Now I’m not suggesting that everyone has to be this bold or challenging with medical staff.  Just know that in order to be an effective patient advocate you need to be knowledgeable about their current regimens, willing to step in, ask questions (lots of questions) and say no when it is appropriate.  Stay informed, use common sense and remember, you can Google just about anything these days. 

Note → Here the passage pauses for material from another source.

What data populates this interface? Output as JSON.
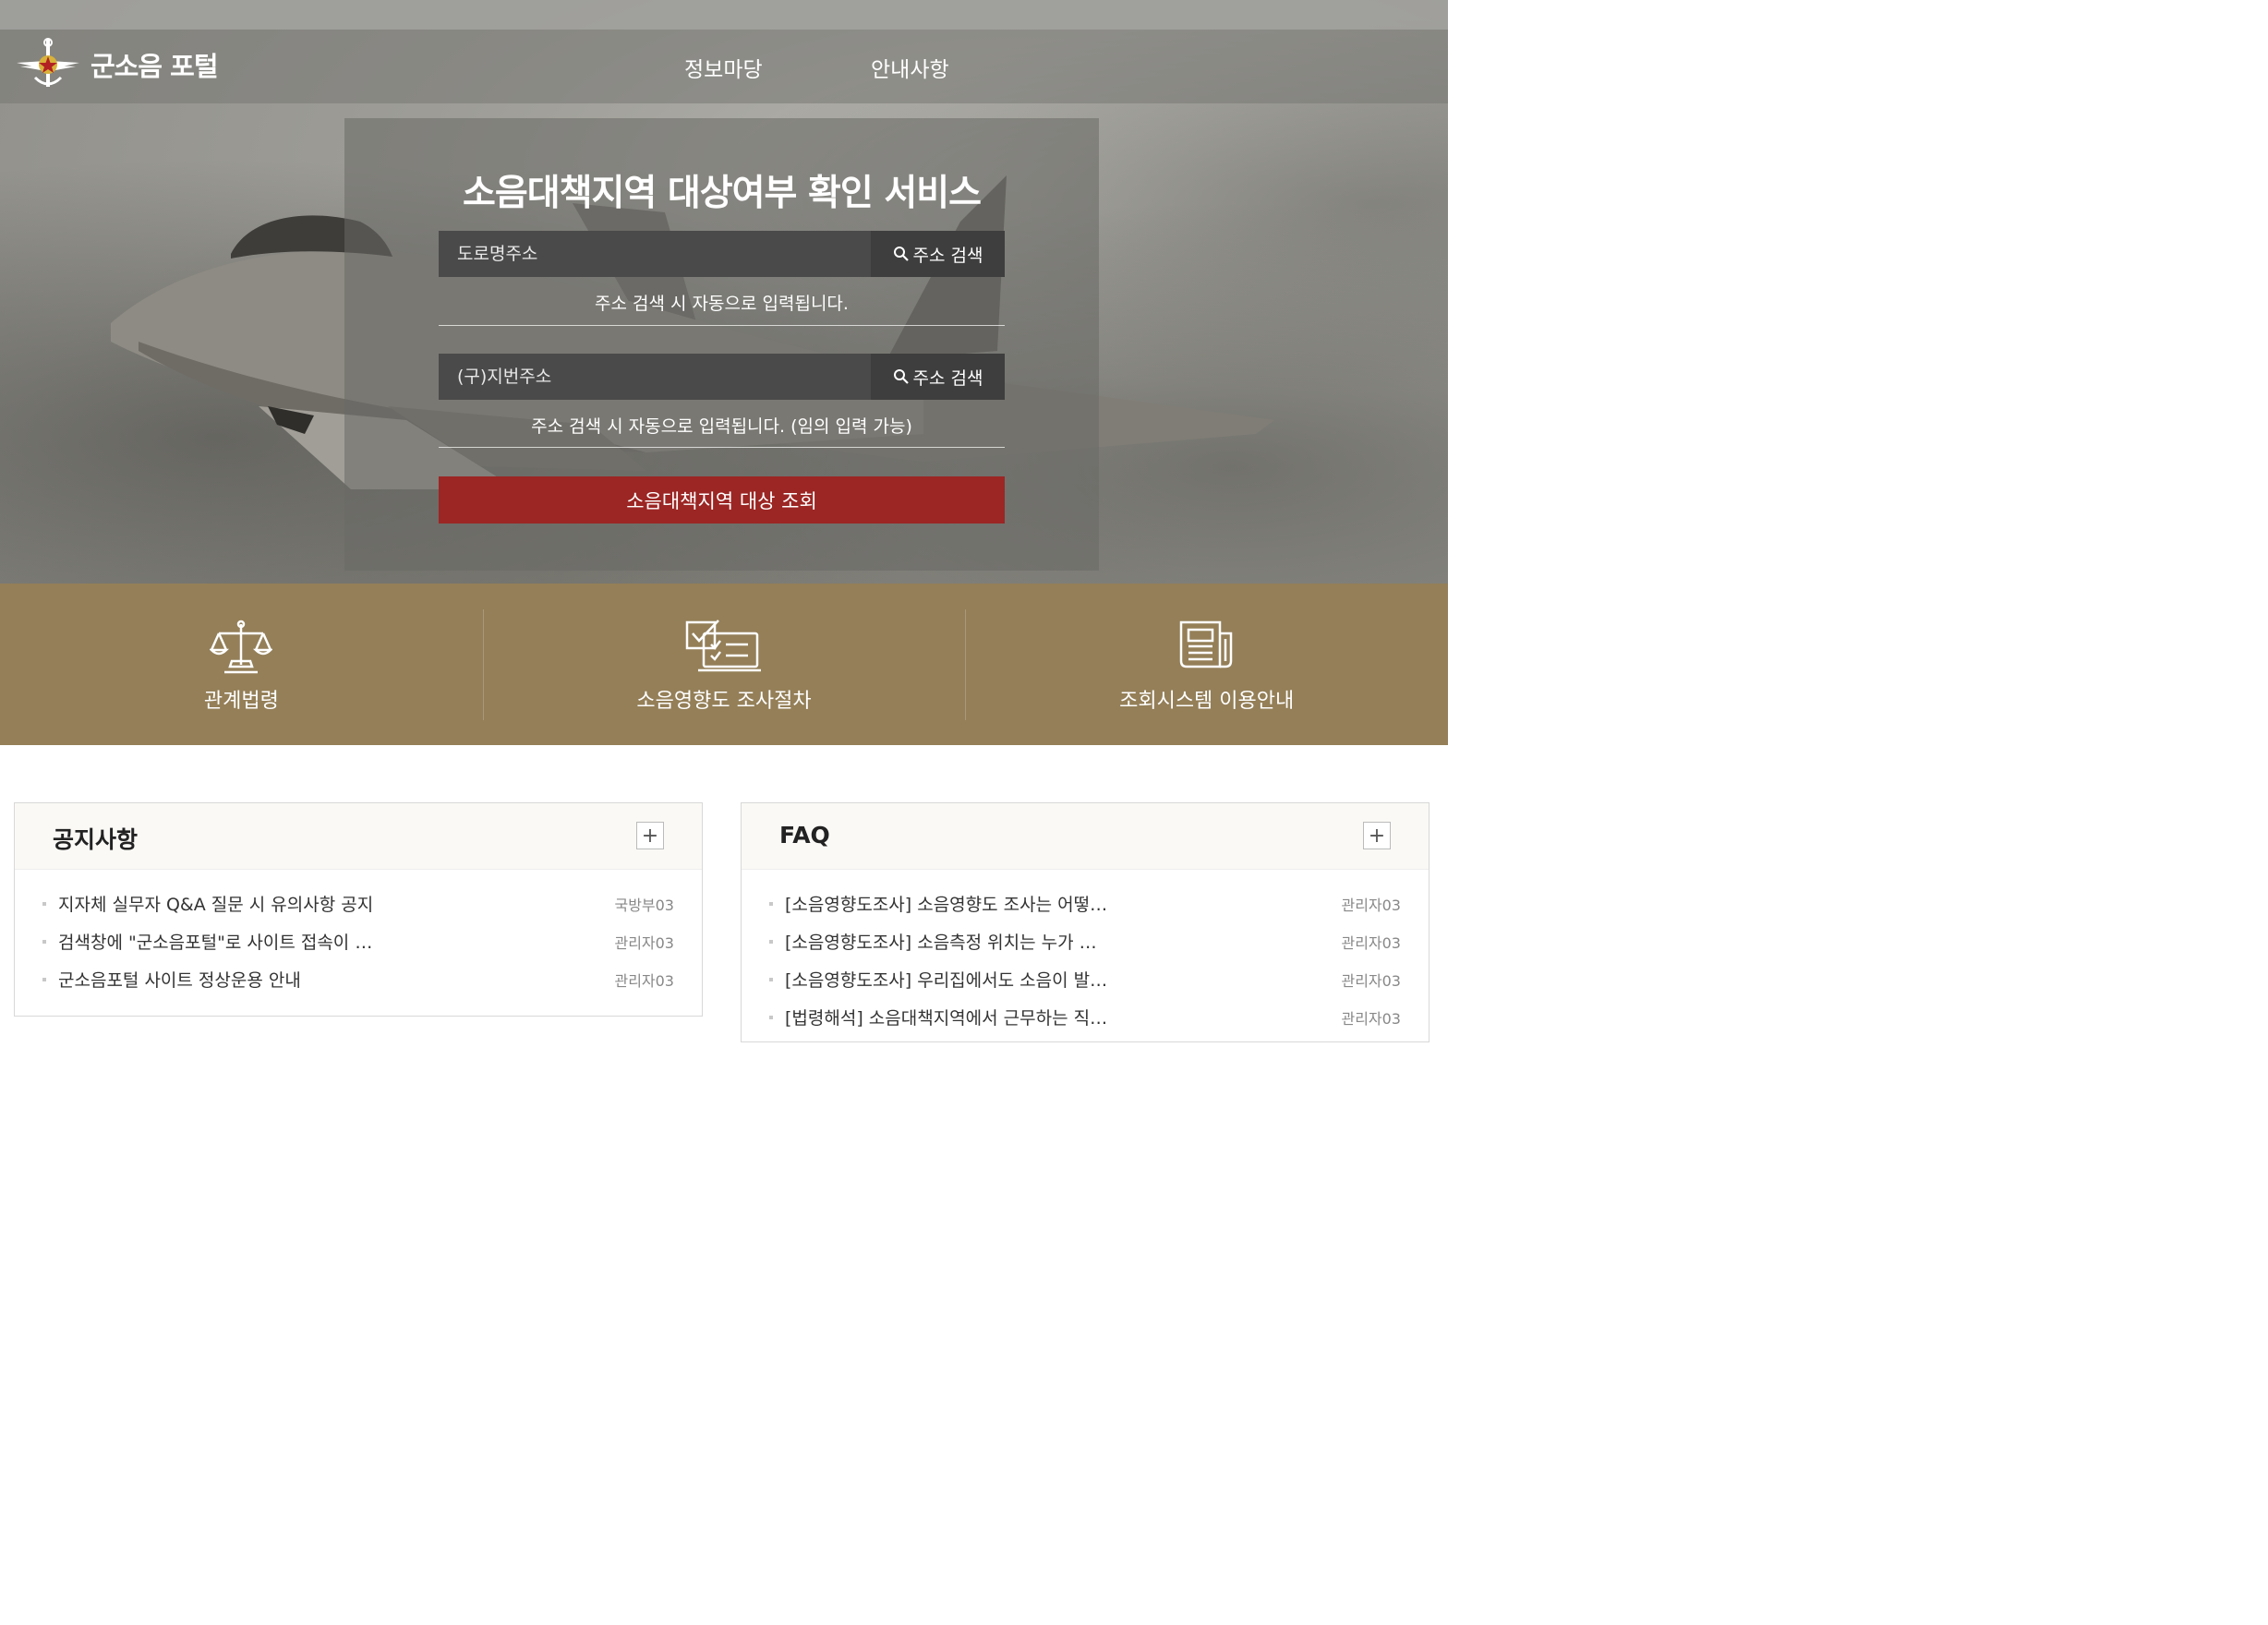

After 10-days in the Hospital, it was time to get Dad discharged.  We are blessed to have such wonderful health care services here in the United States, however the fact remains that hospitals are one of the most dangerous places for an elderly person to be in.  With the potential for adverse medication events and opportunistic infections that are becoming resistant to standard antibiotic therapies, once your loved one is medically cleared to leave, make every effort to get them out.  Since Dad had been bedridden for so long, we thought it would be best to discharge him to a rehabilitation center for some physical therapy before he went back to the Home.  After a few phone calls from the social worker, we got Dad a bed at a local rehab center.  When he arrived I spoke with the admitting nurse to reconcile his medications.  Wouldn’t you know, they had been changed again (what a surprise, welcome to health care!).  Nothing earth shattering this time, however I took the paperwork from the kind nurse’s hands, wrote down what needed to be corrected and gave him the same speech I gave the Hospitalist just days prior, while acknowledging I knew that I was a pain in the ass.  Well I guess that message was positively received because when I passed the nurses desk on my way out that afternoon, the unit secretary gleefully held up a sign she had just printed that said; “No Medication Changes Without Approval from Jennifer” – exactly.

It’s been just a couple of days at the rehab facility and things are looking up.  Showered, shaven and drinking a strawberry ice cream shake from his favorite convenience shop, Dad seems stronger and is starting to improve.  Our goal is to get him back to the Home, but it will depend upon his progress.  For now, he is wheelchair bound until he begins to start ambulating more steadily and regularly during his physical therapy sessions.  My hope is that we can make that happen within the next several weeks.